BEGIN RECORDS SHOWN

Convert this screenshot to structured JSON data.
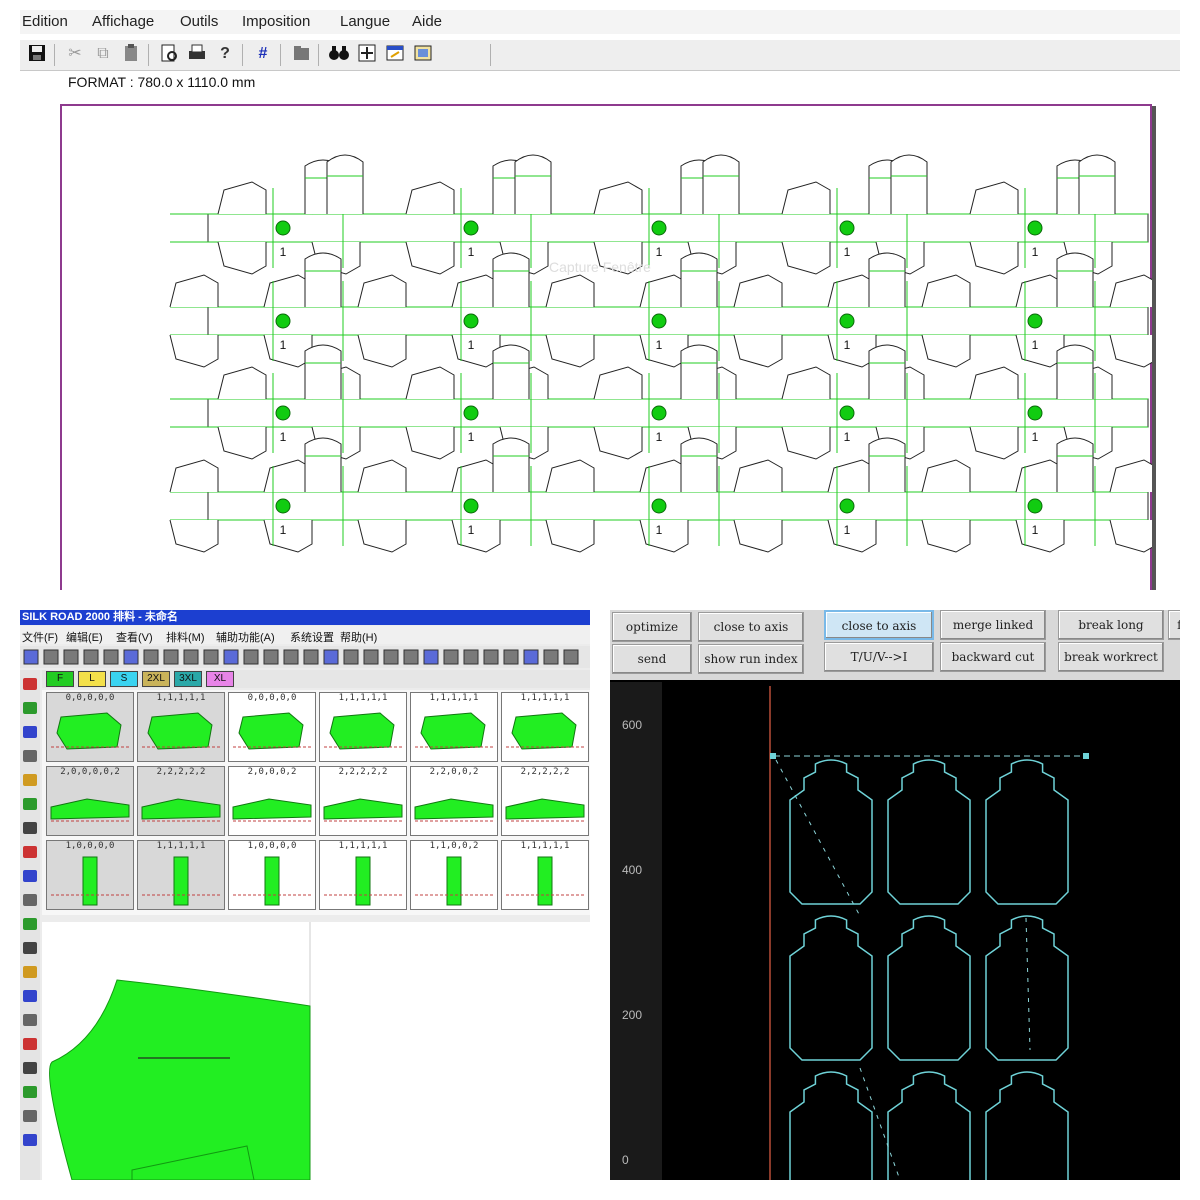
{
  "imposition": {
    "menu": [
      "Edition",
      "Affichage",
      "Outils",
      "Imposition",
      "Langue",
      "Aide"
    ],
    "format_label": "FORMAT : 780.0  x 1110.0 mm",
    "watermark": "Capture Fenêtre",
    "piece_number": "1",
    "colors": {
      "sheet_border": "#8e3a8e",
      "fold_lines": "#22cc22",
      "dot": "#11cc11"
    },
    "toolbar_icons": [
      "save-icon",
      "cut-icon",
      "copy-icon",
      "paste-icon",
      "preview-icon",
      "print-icon",
      "help-icon",
      "grid-icon",
      "folder-icon",
      "binoculars-icon",
      "fit-icon",
      "window-icon",
      "image-icon"
    ]
  },
  "cad": {
    "title": "SILK ROAD 2000 排料 - 未命名",
    "menu": [
      "文件(F)",
      "编辑(E)",
      "查看(V)",
      "排料(M)",
      "辅助功能(A)",
      "系统设置",
      "帮助(H)"
    ],
    "sizes": [
      "F",
      "L",
      "S",
      "2XL",
      "3XL",
      "XL"
    ],
    "size_colors": [
      "#22cc22",
      "#f3e04a",
      "#3ad3f0",
      "#c9b35a",
      "#2aa8a8",
      "#e884e8"
    ],
    "thumb_headers": [
      "0,0,0,0,0",
      "1,1,1,1,1",
      "0,0,0,0,0",
      "1,1,1,1,1",
      "1,1,1,1,1",
      "1,1,1,1,1",
      "2,0,0,0,0,2",
      "2,2,2,2,2",
      "2,0,0,0,2",
      "2,2,2,2,2",
      "2,2,0,0,2",
      "2,2,2,2,2",
      "1,0,0,0,0",
      "1,1,1,1,1",
      "1,0,0,0,0",
      "1,1,1,1,1",
      "1,1,0,0,2",
      "1,1,1,1,1"
    ],
    "piece_color": "#22ee22"
  },
  "cutter": {
    "buttons_row1": [
      "optimize",
      "close to axis",
      "close to axis",
      "merge linked",
      "break long",
      "fo"
    ],
    "buttons_row2": [
      "send",
      "show run index",
      "T/U/V-->I",
      "backward cut",
      "break workrect"
    ],
    "y_ticks": [
      "600",
      "400",
      "200",
      "0"
    ],
    "colors": {
      "contour": "#6fd3d8",
      "axis": "#8a3a2a",
      "background": "#000000"
    }
  }
}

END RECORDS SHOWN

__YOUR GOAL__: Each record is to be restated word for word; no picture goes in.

__COMPLETED EXERCISE__:
Convert this screenshot to structured JSON data.
{
  "imposition": {
    "menu": [
      "Edition",
      "Affichage",
      "Outils",
      "Imposition",
      "Langue",
      "Aide"
    ],
    "format_label": "FORMAT : 780.0  x 1110.0 mm",
    "watermark": "Capture Fenêtre",
    "piece_number": "1",
    "colors": {
      "sheet_border": "#8e3a8e",
      "fold_lines": "#22cc22",
      "dot": "#11cc11"
    },
    "toolbar_icons": [
      "save-icon",
      "cut-icon",
      "copy-icon",
      "paste-icon",
      "preview-icon",
      "print-icon",
      "help-icon",
      "grid-icon",
      "folder-icon",
      "binoculars-icon",
      "fit-icon",
      "window-icon",
      "image-icon"
    ]
  },
  "cad": {
    "title": "SILK ROAD 2000 排料 - 未命名",
    "menu": [
      "文件(F)",
      "编辑(E)",
      "查看(V)",
      "排料(M)",
      "辅助功能(A)",
      "系统设置",
      "帮助(H)"
    ],
    "sizes": [
      "F",
      "L",
      "S",
      "2XL",
      "3XL",
      "XL"
    ],
    "size_colors": [
      "#22cc22",
      "#f3e04a",
      "#3ad3f0",
      "#c9b35a",
      "#2aa8a8",
      "#e884e8"
    ],
    "thumb_headers": [
      "0,0,0,0,0",
      "1,1,1,1,1",
      "0,0,0,0,0",
      "1,1,1,1,1",
      "1,1,1,1,1",
      "1,1,1,1,1",
      "2,0,0,0,0,2",
      "2,2,2,2,2",
      "2,0,0,0,2",
      "2,2,2,2,2",
      "2,2,0,0,2",
      "2,2,2,2,2",
      "1,0,0,0,0",
      "1,1,1,1,1",
      "1,0,0,0,0",
      "1,1,1,1,1",
      "1,1,0,0,2",
      "1,1,1,1,1"
    ],
    "piece_color": "#22ee22"
  },
  "cutter": {
    "buttons_row1": [
      "optimize",
      "close to axis",
      "close to axis",
      "merge linked",
      "break long",
      "fo"
    ],
    "buttons_row2": [
      "send",
      "show run index",
      "T/U/V-->I",
      "backward cut",
      "break workrect"
    ],
    "y_ticks": [
      "600",
      "400",
      "200",
      "0"
    ],
    "colors": {
      "contour": "#6fd3d8",
      "axis": "#8a3a2a",
      "background": "#000000"
    }
  }
}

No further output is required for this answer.